There are also text alerts available. Fruit and vegetable farmers in 17 Eastern NY counties can now receive real time alerts on high risk disease and pest outbreaks texted directly to their cell phone. The Eastern NY Commercial Horticulture program, which is supported by local Cornell Cooperative Extension associations, will now offer text alerts to those that enroll in our program in 2019. 

The text alerts will be reserved for important crop alerts that could impact management decisions immediately. For instance, if there were an outbreak of Late Blight in the area, this would be transmitted to vegetable growers.

Farmers can choose the crop for which they wish to receive updates. Additionally they can request that Ag Business Alerts be sent to them. These alerts might include due dates for crop insurance deadlines, market opportunities etc.

If you have questions, please contact enychp@cornell.edu


Podcasts

Winter Greens Grower Interviews in Northern New York

October 22, 2022
In this episode, vegetable specialist Elisabeth Hodgdon interviews Lindsey Pashow, ag business development and marketing specialist with the Cornell Cooperative Extension Harvest New York team. They discuss findings from a series of interviews with winter greens producers in northern New York. Lindsey shares production and marketing challenges associated with growing winter greens in this cold and rural part of the state, success stories and advice from growers, and tips for those interested in adding new crop enterprises to their operation.

Funding for this project was provided by the Northern New York Agricultural Development Program.
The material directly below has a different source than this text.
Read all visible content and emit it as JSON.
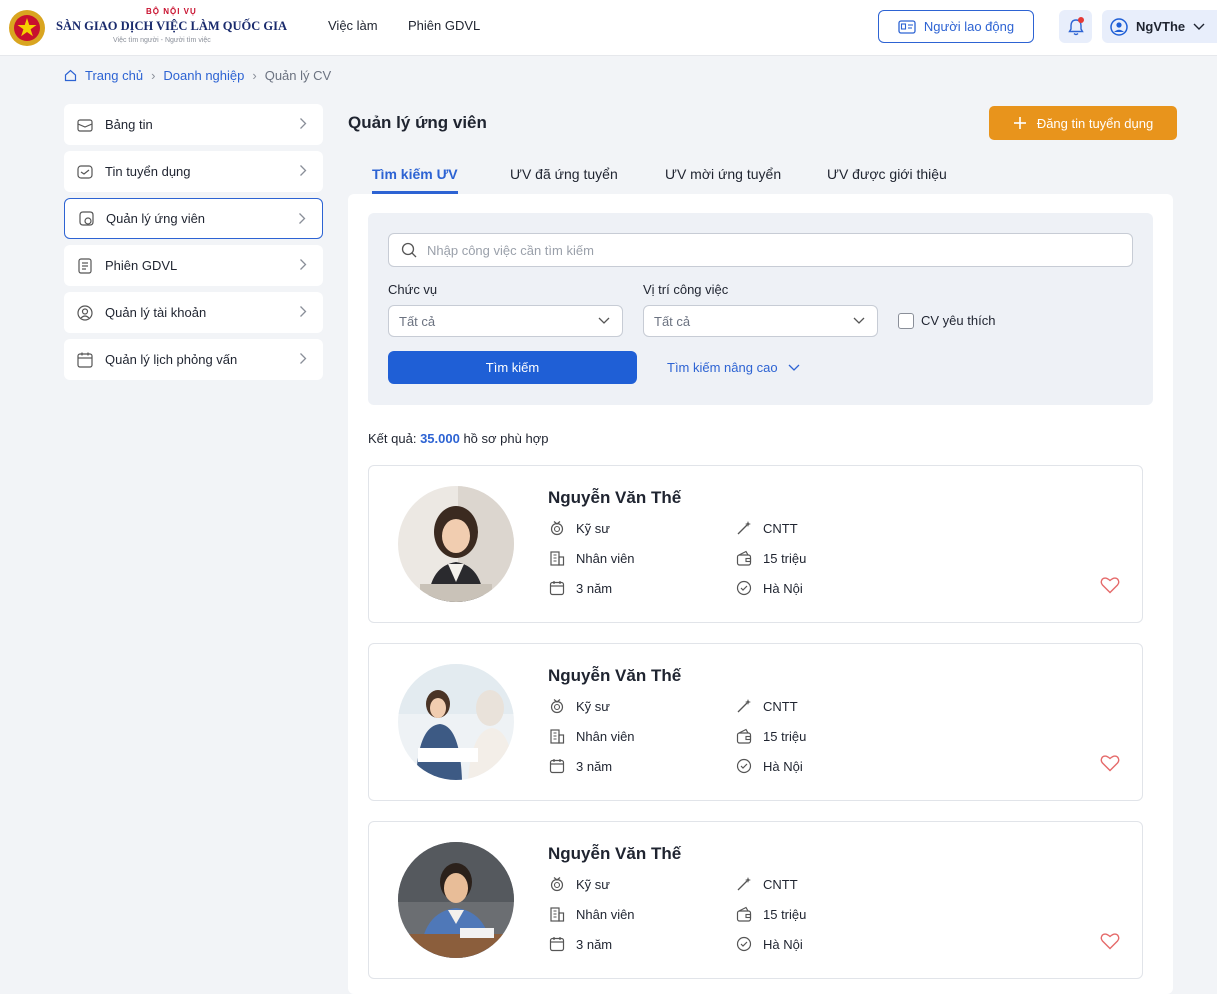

The episode was edited by Miles Todaro of the ENYCHP team.

Resources:
• Crop enterprise budget resources available from Penn State Extension (field and tunnel vegetables: https://extension.psu.edu/small-scale-field-grown-and-season-extension-budgets), UMass Extension (winter spinach budgets: https://ag.umass.edu/vegetable/outreach-project/improving-production-yield-of-winter-greens-in-northeast and field vegetables: https://ag.umass.edu/vegetable/fact-sheets/crop-production-budgets), and Cornell Cooperative Extension (high tunnel vegetables: https://blogs.cornell.edu/hightunnels/economics/sample-budgets-spreadsheets/). Use these budgets as templates when developing your own crop enterprise budget.
• The Organic Farmer’s Business Handbook, by Richard Wiswall
• The Winter Harvest Handbook, by Eliot Coleman

For questions about the winter greens project discussed in this podcast, reach out to Lindsey Pashow (lep67@cornell.edu) or Elisabeth Hodgdon(eh528@cornell.edu).

listen now

view all podcasts
NEWSLETTERS  |   CURRENT PROJECTS  |   IMPACT IN NY  |   SPONSORSHIP  |   RESOURCES  |   SITE MAP